LINCOLN — Smokers beware: A new poll says that most Nebraskans support higher tobacco taxes so that property taxes could be reduced.
The American Cancer Society on Friday released a survey indicating that 68 percent of likely voters in Nebraska favor raising taxes on tobacco. A portion of the new revenue would go to property tax relief and to programs to help smokers quit.
Only 29 percent of respondents strongly or somewhat opposed the idea.
In the Oct. 6-8 poll of 500 likely voters, 58 percent supported a $1-a-pack increase in taxes on cigarettes. That would raise the state tax to $1.64 a pack.
That's just above the average state tax of $1.53 per pack and higher than Iowa's tax of $1.36 a pack.
The focus on property tax relief is a change for anti-smoking forces.
A bill pending in the Legislature calls for using any new revenue from a tobacco tax increase for Medicaid providers and other health care costs, not for property tax relief.
But people have told a legislative committee looking at how to make state taxes more fair that they want property tax relief.

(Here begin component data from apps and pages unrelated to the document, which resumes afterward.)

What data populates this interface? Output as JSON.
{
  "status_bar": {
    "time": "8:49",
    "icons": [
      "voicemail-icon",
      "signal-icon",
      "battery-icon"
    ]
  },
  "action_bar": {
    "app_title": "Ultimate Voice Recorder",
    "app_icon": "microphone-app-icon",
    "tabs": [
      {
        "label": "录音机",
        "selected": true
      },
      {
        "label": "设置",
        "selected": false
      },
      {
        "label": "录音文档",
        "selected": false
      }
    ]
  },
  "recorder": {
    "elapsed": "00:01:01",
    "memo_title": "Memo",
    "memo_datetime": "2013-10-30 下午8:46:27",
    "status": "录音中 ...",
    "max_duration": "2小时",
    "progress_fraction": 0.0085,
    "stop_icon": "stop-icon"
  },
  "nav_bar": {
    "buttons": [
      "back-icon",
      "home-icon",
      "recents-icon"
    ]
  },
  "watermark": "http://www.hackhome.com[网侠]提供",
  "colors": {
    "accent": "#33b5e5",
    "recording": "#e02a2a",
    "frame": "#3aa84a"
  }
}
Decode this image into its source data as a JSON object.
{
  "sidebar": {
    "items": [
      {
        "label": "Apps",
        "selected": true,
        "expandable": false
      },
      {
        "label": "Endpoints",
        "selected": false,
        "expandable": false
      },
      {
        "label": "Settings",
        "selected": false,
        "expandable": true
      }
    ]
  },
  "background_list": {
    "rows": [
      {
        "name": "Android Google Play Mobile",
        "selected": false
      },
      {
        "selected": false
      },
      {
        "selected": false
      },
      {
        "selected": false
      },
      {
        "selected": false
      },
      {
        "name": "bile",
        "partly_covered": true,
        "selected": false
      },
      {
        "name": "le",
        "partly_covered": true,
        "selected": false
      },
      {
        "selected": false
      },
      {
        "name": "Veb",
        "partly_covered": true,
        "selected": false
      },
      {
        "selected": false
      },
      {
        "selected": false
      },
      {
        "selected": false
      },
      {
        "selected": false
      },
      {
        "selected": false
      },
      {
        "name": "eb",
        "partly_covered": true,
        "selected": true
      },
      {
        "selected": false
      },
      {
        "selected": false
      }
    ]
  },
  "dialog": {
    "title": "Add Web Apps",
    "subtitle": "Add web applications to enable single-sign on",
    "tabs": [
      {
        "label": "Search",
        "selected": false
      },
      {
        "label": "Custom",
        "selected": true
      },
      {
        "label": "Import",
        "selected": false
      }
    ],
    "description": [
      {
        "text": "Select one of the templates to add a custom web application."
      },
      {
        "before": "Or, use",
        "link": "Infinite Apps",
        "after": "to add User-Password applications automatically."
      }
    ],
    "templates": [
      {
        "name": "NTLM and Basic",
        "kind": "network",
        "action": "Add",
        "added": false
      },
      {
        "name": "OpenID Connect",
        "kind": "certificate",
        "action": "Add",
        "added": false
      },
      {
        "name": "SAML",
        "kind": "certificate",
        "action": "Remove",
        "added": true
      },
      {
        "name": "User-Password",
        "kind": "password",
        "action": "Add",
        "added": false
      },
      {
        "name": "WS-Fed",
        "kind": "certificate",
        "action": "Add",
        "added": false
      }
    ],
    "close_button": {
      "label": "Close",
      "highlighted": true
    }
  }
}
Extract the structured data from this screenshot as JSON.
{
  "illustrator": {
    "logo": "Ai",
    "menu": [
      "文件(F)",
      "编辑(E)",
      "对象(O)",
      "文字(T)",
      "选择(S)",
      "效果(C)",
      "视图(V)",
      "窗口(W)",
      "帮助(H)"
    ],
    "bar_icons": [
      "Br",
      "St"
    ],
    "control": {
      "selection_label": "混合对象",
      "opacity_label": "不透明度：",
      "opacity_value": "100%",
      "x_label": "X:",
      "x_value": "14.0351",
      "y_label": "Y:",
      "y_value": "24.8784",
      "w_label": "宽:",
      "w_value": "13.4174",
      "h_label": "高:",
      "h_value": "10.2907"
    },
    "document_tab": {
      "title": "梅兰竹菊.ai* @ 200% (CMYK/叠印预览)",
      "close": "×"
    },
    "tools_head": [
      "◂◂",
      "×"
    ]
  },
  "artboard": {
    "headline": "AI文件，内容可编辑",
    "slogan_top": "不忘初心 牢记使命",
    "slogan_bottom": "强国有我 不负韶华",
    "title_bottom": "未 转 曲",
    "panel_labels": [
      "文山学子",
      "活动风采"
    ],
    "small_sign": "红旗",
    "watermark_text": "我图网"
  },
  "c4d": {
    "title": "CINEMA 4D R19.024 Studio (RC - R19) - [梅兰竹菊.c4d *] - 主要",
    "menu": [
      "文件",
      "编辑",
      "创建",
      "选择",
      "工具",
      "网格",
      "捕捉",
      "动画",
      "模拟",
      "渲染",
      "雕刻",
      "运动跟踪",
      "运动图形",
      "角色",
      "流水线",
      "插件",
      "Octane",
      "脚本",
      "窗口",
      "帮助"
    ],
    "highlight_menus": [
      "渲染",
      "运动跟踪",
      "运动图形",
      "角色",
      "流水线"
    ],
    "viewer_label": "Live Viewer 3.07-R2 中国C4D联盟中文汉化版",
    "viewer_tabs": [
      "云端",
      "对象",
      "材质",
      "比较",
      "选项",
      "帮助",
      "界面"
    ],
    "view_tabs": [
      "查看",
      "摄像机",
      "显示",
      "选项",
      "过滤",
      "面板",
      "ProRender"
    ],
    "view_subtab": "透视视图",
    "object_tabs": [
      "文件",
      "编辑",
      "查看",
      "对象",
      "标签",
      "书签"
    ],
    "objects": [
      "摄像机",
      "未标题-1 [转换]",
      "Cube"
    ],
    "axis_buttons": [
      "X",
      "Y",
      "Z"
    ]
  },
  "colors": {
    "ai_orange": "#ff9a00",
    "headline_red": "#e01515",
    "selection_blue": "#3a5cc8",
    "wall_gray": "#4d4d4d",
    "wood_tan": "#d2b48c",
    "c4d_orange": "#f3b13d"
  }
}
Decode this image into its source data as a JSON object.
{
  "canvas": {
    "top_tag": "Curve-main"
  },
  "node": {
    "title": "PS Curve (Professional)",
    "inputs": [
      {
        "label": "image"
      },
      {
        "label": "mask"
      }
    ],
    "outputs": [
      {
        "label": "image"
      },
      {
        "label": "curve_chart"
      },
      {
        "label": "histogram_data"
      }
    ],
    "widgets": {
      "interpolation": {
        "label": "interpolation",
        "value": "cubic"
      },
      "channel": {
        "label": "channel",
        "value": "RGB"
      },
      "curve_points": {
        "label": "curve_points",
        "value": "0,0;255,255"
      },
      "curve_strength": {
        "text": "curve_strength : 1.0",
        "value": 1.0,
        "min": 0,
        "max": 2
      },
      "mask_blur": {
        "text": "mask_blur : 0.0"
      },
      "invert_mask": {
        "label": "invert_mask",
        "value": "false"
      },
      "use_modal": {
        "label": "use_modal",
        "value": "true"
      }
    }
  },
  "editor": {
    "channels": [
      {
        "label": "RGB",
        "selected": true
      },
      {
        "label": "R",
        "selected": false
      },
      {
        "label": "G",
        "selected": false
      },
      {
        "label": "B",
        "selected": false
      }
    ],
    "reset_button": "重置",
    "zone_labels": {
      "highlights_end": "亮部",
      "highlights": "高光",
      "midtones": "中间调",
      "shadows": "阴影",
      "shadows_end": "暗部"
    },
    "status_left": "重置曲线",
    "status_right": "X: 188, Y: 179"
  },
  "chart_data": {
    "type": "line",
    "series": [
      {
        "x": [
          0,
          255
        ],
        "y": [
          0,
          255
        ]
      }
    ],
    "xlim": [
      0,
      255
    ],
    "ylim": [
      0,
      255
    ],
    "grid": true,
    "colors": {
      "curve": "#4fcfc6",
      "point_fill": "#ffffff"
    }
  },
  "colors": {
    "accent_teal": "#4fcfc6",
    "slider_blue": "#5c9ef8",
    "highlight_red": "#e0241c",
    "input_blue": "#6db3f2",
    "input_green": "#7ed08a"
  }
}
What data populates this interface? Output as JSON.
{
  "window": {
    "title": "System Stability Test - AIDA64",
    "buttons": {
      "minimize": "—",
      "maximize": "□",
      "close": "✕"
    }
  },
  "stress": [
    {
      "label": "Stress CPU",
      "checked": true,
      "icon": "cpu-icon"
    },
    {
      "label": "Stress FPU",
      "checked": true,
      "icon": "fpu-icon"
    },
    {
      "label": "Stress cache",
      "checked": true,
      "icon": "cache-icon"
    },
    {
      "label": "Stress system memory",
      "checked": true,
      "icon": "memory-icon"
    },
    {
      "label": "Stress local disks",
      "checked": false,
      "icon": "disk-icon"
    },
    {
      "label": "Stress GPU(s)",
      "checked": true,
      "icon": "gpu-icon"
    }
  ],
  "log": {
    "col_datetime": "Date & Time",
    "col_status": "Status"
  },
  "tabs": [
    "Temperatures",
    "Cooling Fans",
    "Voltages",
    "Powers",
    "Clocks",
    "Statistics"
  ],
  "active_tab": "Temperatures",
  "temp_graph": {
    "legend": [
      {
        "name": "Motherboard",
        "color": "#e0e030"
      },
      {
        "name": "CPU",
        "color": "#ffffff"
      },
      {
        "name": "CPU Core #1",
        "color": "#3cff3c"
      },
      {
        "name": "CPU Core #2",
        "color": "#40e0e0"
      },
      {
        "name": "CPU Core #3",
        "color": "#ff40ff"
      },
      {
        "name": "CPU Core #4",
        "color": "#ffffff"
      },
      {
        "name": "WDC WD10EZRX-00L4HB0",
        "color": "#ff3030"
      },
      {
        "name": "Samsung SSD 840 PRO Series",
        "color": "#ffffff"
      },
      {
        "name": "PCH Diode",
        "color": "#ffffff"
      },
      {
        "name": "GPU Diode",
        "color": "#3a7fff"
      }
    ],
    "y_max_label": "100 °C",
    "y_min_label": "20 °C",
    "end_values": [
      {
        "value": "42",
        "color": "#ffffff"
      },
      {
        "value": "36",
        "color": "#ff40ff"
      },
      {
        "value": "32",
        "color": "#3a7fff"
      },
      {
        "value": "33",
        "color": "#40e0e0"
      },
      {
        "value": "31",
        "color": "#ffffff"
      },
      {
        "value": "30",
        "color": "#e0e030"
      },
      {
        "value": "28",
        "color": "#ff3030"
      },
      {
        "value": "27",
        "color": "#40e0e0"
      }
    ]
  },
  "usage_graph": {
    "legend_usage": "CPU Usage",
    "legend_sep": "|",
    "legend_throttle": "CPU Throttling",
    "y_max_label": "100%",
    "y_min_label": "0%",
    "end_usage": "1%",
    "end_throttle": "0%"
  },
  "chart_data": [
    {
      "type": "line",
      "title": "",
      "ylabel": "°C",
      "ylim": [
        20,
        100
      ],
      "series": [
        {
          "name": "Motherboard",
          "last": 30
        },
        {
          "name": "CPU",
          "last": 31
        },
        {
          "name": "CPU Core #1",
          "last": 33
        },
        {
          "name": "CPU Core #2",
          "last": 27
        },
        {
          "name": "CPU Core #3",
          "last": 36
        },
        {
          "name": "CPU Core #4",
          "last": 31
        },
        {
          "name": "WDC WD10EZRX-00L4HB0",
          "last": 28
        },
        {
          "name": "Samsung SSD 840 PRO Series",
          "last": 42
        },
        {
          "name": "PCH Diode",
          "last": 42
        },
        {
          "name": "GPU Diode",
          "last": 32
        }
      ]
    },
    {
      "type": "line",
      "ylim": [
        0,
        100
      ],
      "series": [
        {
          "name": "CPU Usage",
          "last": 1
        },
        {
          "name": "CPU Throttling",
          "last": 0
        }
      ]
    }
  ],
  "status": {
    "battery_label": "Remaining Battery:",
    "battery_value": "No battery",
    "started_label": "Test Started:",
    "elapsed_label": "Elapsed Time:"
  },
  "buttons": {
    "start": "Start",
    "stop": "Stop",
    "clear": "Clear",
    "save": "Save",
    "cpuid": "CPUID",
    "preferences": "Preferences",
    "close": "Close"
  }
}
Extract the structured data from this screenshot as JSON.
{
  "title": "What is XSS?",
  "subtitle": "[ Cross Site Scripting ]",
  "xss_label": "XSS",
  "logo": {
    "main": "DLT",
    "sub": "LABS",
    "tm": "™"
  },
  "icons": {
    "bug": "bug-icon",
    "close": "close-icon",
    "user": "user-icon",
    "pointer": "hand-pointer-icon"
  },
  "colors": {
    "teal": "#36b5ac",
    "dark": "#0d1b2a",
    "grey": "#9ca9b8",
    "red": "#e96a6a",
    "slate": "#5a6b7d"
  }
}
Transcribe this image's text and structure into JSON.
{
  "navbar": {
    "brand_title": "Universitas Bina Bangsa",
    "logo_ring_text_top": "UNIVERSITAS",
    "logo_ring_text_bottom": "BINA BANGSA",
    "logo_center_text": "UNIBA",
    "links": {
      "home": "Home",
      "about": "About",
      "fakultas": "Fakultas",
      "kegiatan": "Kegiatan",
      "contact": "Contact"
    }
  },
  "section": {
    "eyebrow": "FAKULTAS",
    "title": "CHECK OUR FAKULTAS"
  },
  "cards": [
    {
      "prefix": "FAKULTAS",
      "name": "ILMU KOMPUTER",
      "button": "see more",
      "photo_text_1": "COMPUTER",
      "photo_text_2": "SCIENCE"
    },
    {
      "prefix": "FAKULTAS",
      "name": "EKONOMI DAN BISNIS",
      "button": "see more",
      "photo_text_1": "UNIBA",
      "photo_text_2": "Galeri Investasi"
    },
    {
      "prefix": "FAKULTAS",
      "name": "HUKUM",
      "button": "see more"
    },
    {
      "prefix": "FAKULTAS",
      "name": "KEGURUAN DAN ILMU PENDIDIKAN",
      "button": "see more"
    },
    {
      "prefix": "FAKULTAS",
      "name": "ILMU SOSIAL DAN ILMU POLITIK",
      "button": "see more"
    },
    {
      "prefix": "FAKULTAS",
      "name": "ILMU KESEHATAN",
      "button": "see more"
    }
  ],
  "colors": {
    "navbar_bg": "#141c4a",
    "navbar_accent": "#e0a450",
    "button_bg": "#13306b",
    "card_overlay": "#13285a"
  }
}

Dave Holmquist of the Nebraska branch of the American Cancer Society said it seems like a “viable option'' to use a portion of the estimated $72 million in new revenue from higher tobacco taxes for property tax relief.
“Our bottom line is to save lives,” Holmquist said. “What the Legislature does with the money is up to them.”
Officials said raising tobacco taxes is a proven way to prevent young people from taking up smoking and cutting the overall rate of tobacco use. They estimated that a $1-a-pack increase would reduce youth smoking by 15 percent.
That same argument was used last year, but it did not persuade a majority of the Revenue Committee to advance a cigarette tax increase for debate by the full Legislature. The last time the state raised tobacco taxes was in 2002.
The telephone and cellphone poll was conducted by Public Opinion Strategies and had a margin of error of 4.38 percentage points.